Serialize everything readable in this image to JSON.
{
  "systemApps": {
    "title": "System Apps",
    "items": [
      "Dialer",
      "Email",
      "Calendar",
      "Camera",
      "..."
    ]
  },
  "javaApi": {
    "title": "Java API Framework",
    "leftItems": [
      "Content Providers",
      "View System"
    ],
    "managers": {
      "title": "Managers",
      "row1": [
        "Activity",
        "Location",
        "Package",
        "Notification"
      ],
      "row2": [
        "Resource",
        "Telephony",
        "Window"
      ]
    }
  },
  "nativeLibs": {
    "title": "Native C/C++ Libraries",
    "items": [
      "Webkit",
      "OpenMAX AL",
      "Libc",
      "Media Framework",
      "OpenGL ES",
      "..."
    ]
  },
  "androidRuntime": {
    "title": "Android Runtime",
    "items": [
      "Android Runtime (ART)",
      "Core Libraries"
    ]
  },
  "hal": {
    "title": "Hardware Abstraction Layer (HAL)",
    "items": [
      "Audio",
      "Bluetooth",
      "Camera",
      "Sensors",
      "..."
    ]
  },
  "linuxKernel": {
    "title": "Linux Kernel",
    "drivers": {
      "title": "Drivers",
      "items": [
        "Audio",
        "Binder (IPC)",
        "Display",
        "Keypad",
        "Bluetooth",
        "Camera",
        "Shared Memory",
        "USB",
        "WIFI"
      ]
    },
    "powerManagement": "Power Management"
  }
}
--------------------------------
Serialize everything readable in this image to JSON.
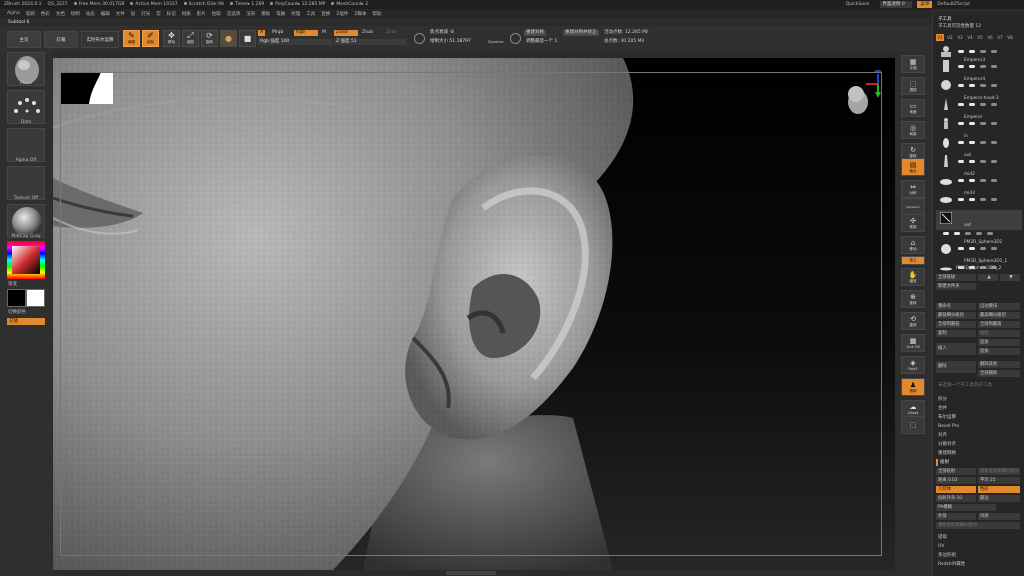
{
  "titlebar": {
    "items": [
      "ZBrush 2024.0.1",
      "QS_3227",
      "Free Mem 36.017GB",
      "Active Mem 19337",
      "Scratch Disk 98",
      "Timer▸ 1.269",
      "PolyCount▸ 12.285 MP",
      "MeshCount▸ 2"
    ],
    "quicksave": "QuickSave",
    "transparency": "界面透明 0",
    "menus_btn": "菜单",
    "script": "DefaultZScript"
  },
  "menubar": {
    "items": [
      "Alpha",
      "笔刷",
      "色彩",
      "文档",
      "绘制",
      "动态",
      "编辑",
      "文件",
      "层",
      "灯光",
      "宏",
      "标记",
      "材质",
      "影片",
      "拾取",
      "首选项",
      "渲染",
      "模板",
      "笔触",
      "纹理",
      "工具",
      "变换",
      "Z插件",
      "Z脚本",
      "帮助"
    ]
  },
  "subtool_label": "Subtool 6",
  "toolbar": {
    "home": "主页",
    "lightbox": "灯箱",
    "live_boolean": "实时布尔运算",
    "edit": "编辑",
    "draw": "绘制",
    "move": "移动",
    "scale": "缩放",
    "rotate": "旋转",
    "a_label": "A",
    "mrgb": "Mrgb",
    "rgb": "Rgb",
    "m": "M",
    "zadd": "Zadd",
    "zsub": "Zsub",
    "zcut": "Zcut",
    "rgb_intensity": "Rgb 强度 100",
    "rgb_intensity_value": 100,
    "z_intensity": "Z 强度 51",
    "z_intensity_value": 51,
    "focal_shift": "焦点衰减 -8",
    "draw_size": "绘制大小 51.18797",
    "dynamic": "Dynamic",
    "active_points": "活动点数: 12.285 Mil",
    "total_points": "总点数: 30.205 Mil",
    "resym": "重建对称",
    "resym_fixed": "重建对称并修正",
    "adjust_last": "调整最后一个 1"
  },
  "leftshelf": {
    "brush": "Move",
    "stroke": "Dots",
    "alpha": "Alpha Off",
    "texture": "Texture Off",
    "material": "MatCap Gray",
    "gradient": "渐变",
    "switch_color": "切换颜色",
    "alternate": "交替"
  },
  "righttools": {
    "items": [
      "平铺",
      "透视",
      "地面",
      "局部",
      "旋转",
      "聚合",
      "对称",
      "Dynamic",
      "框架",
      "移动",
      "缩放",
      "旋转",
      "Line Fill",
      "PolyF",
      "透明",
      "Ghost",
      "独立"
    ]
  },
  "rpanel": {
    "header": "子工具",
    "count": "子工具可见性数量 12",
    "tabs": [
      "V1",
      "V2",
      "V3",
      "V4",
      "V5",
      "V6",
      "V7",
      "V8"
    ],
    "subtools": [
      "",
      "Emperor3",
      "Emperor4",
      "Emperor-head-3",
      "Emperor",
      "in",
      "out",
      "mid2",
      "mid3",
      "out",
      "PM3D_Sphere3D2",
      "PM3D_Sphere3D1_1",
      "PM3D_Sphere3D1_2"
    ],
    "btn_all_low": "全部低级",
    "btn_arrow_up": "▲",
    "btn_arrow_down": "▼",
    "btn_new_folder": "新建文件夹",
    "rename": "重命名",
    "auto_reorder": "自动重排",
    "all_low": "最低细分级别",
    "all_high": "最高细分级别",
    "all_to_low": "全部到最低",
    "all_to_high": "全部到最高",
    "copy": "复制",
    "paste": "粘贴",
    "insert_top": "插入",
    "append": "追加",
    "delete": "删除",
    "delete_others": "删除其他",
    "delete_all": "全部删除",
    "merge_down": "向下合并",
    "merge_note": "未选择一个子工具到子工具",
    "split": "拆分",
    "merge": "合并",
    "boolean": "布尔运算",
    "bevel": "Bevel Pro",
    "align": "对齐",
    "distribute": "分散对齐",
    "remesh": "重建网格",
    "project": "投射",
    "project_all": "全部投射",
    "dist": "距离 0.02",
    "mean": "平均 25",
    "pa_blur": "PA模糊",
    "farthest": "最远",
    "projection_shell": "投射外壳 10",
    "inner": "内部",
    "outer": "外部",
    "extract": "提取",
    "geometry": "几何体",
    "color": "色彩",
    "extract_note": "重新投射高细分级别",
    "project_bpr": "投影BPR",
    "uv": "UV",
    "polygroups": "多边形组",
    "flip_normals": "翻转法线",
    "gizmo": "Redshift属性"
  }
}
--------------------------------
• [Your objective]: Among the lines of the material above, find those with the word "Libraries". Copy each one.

• [Response box]:
    "title": "Native C/C++ Libraries",
      "Core Libraries"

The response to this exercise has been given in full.